    Governor David Paterson and lawmakers head back to the statehouse today in an attempt to slash billions from New York's budget gap.

    Yet so far, they've failed to come an agreement on just how to close it.

    The governor hasn't been shy about touting mid-year cuts to two of the state's largest areas of spending.

    He’s already proposed cutting a $686 million in school aid from now until the end of the school year and $287 million proposed for the Medicaid health insurance program.

    In a weekend radio interview said lawmakers aren't supporting the plan because of intimidation by interest groups that support spending on both.

    Yet members of Paterson's own democratic party are reportedly formulating their own plan to avoid those cuts.

    In an ironic twist, this morning's New York Post reports that state democrats are considering imposing $1 billion in new taxes on health care providers, yet critics argue those costs would eventually trickle down to patients.

    But the governor proposed a revenue raising idea of his own -- a deal that would require all vehicle owners to buy a new 25-dollar license plate by April first, no matter when your current plate expires.

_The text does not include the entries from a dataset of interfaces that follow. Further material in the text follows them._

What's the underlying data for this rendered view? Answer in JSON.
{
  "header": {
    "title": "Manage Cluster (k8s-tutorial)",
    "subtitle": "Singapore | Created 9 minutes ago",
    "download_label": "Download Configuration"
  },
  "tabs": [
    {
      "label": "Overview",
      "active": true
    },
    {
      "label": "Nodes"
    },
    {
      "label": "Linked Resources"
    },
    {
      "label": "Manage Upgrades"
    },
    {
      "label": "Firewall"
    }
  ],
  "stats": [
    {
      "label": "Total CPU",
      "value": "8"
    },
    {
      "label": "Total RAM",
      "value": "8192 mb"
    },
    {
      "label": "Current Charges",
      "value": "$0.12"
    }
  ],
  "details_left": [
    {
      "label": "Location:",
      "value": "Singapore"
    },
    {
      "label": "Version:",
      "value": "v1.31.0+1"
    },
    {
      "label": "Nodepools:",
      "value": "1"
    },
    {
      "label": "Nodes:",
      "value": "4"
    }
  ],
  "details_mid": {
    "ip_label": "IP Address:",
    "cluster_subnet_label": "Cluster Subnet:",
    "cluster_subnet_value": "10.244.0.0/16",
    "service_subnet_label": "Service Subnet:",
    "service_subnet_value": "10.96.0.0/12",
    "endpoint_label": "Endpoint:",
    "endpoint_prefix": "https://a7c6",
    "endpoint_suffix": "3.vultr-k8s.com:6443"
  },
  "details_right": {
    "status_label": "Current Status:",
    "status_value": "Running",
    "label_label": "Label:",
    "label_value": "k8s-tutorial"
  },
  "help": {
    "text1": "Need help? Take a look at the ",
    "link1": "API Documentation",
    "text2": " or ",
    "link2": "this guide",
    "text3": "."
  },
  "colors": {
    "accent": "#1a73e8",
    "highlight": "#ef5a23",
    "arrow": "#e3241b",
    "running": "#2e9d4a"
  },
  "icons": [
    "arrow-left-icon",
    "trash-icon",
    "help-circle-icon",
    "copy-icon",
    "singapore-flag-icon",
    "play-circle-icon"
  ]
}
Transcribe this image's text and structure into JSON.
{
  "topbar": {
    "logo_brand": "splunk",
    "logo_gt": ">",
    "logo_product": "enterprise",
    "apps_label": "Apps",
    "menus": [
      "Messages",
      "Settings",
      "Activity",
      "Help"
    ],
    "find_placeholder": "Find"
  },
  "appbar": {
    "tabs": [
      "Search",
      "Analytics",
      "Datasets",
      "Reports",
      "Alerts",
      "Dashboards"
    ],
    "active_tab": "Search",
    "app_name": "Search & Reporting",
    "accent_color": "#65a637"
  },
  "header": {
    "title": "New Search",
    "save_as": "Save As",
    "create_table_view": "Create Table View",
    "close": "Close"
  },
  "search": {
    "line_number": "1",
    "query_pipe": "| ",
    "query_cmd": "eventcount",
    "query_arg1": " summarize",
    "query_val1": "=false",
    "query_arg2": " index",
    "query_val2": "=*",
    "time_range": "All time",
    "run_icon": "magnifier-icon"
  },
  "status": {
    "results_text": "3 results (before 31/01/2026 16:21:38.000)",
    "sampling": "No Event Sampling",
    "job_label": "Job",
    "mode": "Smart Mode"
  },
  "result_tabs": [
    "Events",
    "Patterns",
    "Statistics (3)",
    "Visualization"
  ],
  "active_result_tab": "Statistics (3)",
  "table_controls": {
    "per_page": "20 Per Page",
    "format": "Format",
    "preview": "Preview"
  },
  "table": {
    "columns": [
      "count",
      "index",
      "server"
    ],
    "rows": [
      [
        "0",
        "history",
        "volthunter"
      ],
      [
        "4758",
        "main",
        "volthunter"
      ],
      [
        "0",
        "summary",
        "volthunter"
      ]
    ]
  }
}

    The move could generate a projected $129 million dollars, yet after thousands signed an online petition in protest of the idea, Paterson says he will scratch it if lawmakers work with him to identify alternative savings measures.